It is still a surreal experience when she is asked for a signature or a photograph by a young fan. Yet it speaks to the growing popularity of the game and the stature that women who are stars in their own right have.

“I think it is the players like us today and the ones who have been here before us, you have got to push boundaries sometimes,” Docherty said. “It is important that players do that. Of course, there is a respect there as well.

“I feel that Rangers have completely set the standard throughout the whole of Scotland. You drive in and look at our facilities, it is the best in the game by a country mile.

“For us pushing that, it has made the league stronger as well because other teams are trying to push and catch us. The fact that Rangers are doing this, the league is only going to get better as well and that is going to be so important for the game progressing in the next few years.”

As part of that blueprint, Rangers will continue to invest in the future as well as the here and now. League and cup wins – such as their success in the SWPL Cup – will always be the main driver at Auchenhowie but producing the players of tomorrow has become increasingly important.

When the Women’s side met at Ibrox ahead of a trip to Hampden last season, Docherty took the chance to cast her eye over the talents that were out playing on the park.
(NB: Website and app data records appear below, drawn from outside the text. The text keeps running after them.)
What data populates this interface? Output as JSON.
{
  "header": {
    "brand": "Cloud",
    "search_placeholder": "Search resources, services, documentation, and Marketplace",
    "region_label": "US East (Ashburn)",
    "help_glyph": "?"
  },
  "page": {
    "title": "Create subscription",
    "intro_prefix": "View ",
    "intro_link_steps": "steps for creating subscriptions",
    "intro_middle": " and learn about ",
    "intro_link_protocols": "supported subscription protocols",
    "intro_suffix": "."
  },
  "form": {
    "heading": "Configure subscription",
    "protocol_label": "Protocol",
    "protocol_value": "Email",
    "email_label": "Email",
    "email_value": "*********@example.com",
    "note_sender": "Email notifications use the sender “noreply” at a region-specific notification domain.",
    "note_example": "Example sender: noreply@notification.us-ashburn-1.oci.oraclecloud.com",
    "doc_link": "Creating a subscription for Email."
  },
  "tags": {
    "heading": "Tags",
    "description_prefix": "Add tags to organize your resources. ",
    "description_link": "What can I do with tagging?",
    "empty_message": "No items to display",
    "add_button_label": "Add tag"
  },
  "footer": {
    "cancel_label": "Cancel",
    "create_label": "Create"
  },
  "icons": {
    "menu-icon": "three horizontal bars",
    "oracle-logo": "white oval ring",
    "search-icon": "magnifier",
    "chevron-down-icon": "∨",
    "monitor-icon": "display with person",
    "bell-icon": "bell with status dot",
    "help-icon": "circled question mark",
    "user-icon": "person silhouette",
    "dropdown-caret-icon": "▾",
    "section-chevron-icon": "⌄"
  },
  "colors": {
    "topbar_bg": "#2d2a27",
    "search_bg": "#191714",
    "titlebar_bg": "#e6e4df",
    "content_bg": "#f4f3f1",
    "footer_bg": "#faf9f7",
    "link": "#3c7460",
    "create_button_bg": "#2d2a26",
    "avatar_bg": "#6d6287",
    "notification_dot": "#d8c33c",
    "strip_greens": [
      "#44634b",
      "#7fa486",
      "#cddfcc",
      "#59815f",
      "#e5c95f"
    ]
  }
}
The future is, she believes, bright for club and country.

“If I compare myself as a young player to the kids and the coaching and the level, it is phenomenal,” Docherty said as she namechecks Mia McAulay, Laura Berry, Jodie McLeary and Kirsty McLean after seeing them rise through the ranks in recent seasons. “What these players are going to be like in five, 10 years’ time is exceptional. The talent in the youth system is crazy.

“I am very excited to see who else is going to come through because they are a different level to what I saw when I was growing up. It is exciting for the club and the future of the game.”

The years to come will prove if the time, money and effort has all been worth it at Auchenhowie. Right now, the focus is on the first team and the SWPL fixture with Dundee United this afternoon.

The draw with Glasgow City still frustrates Docherty and it is Celtic that lead the standings with a perfect record from five fixtures. The skipper needs no reminding of what must be done this term.

“Look, you don’t play at Rangers if you don’t want to win,” Docherty said. “That is first and foremost for me and I think every player in the dressing room knows that for themselves. As soon as you come to this club it is about winning and that is the mentality that you have to have here.

“There is pressure on you to win all the time, no matter who you are playing against. There is pressure because you are playing for a club like Rangers.

“We are here to win league titles and cups. We were disappointed last season but hopefully, we can go and change that this season.”